Denver Comic Con rift threatens the event's founder and his original cause
There have been rumors about trouble among the Denver Comic Con ranks. But today, DCC co-founder Charlie La Greca posted the following letter on a new Save Denver Comic Con website.
Denver Comic Con co-founders Frank Romero and Charlie La Greca.
Hello my name is Charlie La Greca. I am a cartoonist, lifelong comic fan, and lover of all things geek.
This is an incredibly difficult letter to write but I feel the need to tell you about an injustice and ask for your assistance in attaining its correction.
Comic books are my life. I grew up in Denver, Colorado and in the 1990's moved to the East Coast to pursue my dreams of working in comic book publishing. It took years of hard work but eventually, I established myself in New York City working in the industry that I love. After working for such notable companies as Disney, Nickelodeon, and DC Comics, I moved back to my native Denver to embark on the next chapter of my dream.
I reconnected with my lifelong friend, Frank Romero, to figure out how we could apply our passion, experience, and networking within the industry to bring something very special to my hometown. I have completely and utterly devoted my entire being to this endeavor for the last 5 years and it was with our intention to encourage learning and ignite imaginations in children that Frank and I envisioned creating a pop culture convention that, with its proceeds, would fully support a good cause - children's education and literacy. To that end, in 2009, Frank and I founded Comic Book Classroom (CBC) to raise literacy through comics, and we devised the Denver Comic Con (DCC) to become an institution that funded CBC.
The Denver Comic Con achieved success in its inaugural year, 2012. In DCC's second year, we brought in over 61,000 attendees and became the fifth largest comic convention in the U.S. It was a great accomplishment and, as founders, Frank and I knew that we could not have done it without the generosity, support, and hard work of the artists, publishers, vendors, fans, and community.
However, the last eight months have been fraught with difficulty and tumult, and I am left questioning the ethics and values of the people that Frank and I brought on to the CBC Board of Directors. We were somewhat inexperienced and should have better selected a Board who was perhaps dedicated to the Comic Book Classroom mission and making sure that the focus and funds raised from the DCC convention indeed went to teaching kids.
That has not happened: Since the 2013 convention, it seems the teaching and literacy programs have been nonexistent; Frank Romero has resigned and I have been removed from control of the Board; there are allegedly up to $300,000 in revenues from the 2013 DCC alone, that remain unaccounted for, and some of which appear to be funneled towards high profile legal posturing.
After five years of dedicated service to Comic Book Classroom and Denver Comic Con and despite my desire to continue to be a part of the organizations I founded, I've been apparently removed from them. I've only heard this indirectly; most painfully through a letter recently sent out to all of my peers, clients, fellow artists, and industry professionals claiming I was no longer with the organization. Inexplicably and without explanation, my professional email and all of my admin rights were turned off overnight.

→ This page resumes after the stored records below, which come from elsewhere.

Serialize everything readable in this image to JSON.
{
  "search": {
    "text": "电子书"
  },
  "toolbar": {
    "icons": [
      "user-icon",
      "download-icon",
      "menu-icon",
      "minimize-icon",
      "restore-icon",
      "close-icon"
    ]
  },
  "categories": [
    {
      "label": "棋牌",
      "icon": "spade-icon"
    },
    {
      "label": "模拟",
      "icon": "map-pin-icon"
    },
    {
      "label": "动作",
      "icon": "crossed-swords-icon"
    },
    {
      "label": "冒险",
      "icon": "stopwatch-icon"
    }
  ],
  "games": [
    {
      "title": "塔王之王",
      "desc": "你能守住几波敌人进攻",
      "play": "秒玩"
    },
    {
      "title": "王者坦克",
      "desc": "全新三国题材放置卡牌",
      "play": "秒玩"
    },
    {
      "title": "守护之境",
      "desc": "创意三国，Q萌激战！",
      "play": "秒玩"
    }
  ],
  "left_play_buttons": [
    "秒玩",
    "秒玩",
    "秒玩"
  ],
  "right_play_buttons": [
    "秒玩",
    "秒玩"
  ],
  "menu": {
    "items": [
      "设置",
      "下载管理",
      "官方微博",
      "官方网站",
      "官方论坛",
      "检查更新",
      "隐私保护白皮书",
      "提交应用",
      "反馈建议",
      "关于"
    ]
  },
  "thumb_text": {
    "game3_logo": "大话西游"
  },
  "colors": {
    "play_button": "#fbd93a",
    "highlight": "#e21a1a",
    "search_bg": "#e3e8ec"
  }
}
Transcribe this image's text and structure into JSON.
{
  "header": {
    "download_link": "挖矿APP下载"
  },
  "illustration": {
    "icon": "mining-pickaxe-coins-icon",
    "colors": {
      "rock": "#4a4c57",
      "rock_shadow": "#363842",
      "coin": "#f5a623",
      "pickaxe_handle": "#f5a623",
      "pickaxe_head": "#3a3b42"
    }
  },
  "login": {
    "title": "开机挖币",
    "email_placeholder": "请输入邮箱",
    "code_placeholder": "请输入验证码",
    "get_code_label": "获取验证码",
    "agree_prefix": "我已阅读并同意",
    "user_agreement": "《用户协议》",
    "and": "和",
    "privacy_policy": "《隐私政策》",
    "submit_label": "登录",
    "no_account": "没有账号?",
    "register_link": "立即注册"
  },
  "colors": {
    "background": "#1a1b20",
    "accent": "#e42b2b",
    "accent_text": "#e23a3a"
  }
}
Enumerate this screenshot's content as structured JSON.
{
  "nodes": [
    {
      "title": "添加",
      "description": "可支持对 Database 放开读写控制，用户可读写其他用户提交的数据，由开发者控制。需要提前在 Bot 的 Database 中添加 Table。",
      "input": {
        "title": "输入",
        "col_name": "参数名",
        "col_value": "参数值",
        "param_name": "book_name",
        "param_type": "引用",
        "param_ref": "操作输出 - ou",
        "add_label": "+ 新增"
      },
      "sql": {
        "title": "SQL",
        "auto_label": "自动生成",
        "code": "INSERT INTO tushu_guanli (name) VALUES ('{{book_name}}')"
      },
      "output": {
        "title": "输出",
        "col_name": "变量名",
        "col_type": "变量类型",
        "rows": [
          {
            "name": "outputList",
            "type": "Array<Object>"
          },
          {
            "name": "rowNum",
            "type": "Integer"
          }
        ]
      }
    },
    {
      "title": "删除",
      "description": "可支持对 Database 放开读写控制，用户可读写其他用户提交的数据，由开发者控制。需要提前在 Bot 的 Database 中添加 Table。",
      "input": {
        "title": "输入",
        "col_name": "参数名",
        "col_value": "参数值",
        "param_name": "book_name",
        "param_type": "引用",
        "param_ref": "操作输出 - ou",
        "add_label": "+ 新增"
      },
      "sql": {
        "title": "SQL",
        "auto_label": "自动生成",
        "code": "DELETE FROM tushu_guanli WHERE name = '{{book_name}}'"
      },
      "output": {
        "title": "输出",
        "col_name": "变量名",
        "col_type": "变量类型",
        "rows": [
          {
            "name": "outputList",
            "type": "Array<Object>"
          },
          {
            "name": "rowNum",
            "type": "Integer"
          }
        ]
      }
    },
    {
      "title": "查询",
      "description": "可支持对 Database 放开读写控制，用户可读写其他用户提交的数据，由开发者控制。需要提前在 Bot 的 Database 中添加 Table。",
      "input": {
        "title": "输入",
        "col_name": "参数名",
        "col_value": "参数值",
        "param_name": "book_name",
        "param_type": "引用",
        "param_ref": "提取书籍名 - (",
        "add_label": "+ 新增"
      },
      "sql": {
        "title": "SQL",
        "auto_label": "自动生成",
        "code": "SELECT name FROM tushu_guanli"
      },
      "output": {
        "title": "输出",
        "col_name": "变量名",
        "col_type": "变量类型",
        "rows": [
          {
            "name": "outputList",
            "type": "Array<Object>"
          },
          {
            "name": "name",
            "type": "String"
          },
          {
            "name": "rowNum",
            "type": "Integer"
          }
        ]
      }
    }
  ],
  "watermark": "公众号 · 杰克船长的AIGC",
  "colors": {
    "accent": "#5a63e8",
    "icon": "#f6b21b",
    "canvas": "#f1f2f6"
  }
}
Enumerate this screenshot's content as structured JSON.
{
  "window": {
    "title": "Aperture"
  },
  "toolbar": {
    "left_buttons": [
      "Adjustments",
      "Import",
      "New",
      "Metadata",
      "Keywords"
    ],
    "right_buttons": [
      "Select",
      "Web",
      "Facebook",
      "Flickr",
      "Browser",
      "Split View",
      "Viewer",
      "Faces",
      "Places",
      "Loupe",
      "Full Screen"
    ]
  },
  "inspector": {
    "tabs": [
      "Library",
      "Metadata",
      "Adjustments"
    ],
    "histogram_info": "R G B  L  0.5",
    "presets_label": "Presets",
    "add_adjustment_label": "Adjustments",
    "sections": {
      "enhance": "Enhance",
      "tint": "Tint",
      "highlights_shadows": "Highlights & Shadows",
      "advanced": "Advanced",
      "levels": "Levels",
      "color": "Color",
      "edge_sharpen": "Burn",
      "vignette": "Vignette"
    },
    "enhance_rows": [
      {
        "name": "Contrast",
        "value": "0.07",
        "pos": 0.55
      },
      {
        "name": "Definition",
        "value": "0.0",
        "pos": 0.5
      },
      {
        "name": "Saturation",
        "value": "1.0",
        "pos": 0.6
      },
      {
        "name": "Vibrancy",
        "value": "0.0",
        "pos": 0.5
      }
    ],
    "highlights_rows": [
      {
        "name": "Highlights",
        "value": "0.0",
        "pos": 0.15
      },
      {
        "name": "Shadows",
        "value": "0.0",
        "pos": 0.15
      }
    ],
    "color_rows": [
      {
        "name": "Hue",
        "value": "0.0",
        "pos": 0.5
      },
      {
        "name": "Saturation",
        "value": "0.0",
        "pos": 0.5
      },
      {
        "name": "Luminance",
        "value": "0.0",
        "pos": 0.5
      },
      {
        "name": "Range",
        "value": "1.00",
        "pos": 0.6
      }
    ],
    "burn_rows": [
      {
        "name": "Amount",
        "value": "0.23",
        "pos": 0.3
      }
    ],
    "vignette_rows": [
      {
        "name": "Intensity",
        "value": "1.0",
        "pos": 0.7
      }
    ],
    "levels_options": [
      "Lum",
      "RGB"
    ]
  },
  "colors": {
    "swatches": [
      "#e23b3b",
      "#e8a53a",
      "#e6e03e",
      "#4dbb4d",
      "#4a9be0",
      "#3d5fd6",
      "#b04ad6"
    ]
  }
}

Additionally, since the beginning it is undisputed that Frank Romero and I co-founded these entities, and in the 5 years since, that fact has never once been questioned by any of the directors, members, or volunteers of CBC or DCC. That is why it was disconcerting to discover, immediately after the success of DCC 2013, that our Wikipedia page has been anonymously edited to remove the role Frank and I played. This fact alone speaks to further questionable tactics, as well as the mention of other Board members listed as founders in a press article directly after the 2013 convention. It is one thing to feel as though founders are being forced out from an organization, it's another to perhaps claim ownership and rewrite history.
I'd like to first, make it clear that all Frank and I ever wanted to do was to help kids and I believe we both stand behind the original values and mission statement of education, respect, inclusiveness, diversity, responsibility, human dignity, communication, honesty, opportunity, and community with which we founded CBC.
Secondly, it must be known that I have never stepped down. I never resigned. This statement made in the aforementioned letter or any statement announcing that I resigned or am no longer with the organization is false. I set out my whole life to bring my passion and love of comics and geekdom to others. I did not and will not give up on this organization that I envisioned and co-founded and so believe in. Nor have I or will I leave it. I find it interesting that a letter of that sort was circulated and yet the other members of the Board never thought to contact me or meet with me to discuss my exit. In fact, the other members of the Board chose to walk away from mediation (I have the emails to prove this) and when I most recently made one last attempt to draw them back into mediation to discuss and solve matters, they refused and had their lawyer serve me with a letter threatening to possibly file a lawsuit against me. Presumably such a lawsuit would be funded through the unaccounted for monies raised from the Denver Comic Con. Money better used to serve children.
It's hard to imagine that the people Frank and I chose to put in place - the very people who benefited from the financial investment that I personally procured - would seek this as a possible solution.
Read on for the rest of Charlie La Greca's letter -- and what he plans to do